Saved data entries

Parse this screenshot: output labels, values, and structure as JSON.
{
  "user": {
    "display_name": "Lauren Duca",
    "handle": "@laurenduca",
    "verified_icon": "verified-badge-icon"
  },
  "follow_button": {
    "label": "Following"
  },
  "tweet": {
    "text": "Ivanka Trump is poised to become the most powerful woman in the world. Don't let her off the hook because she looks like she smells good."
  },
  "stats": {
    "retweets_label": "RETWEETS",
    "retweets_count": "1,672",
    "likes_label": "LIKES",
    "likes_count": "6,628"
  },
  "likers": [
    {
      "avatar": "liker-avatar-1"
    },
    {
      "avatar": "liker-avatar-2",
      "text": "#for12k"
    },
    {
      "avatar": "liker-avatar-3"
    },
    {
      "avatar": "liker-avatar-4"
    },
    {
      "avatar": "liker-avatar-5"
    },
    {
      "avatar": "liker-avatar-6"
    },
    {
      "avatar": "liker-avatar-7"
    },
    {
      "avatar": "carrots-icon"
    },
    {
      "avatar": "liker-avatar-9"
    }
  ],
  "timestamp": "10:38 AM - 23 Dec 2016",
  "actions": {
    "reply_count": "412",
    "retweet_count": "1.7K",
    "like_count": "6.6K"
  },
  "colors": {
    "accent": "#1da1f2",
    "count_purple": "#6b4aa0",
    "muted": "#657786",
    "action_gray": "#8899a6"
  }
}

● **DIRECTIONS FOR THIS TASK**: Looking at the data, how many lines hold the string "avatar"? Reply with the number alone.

● **TASK RESPONSE**: 9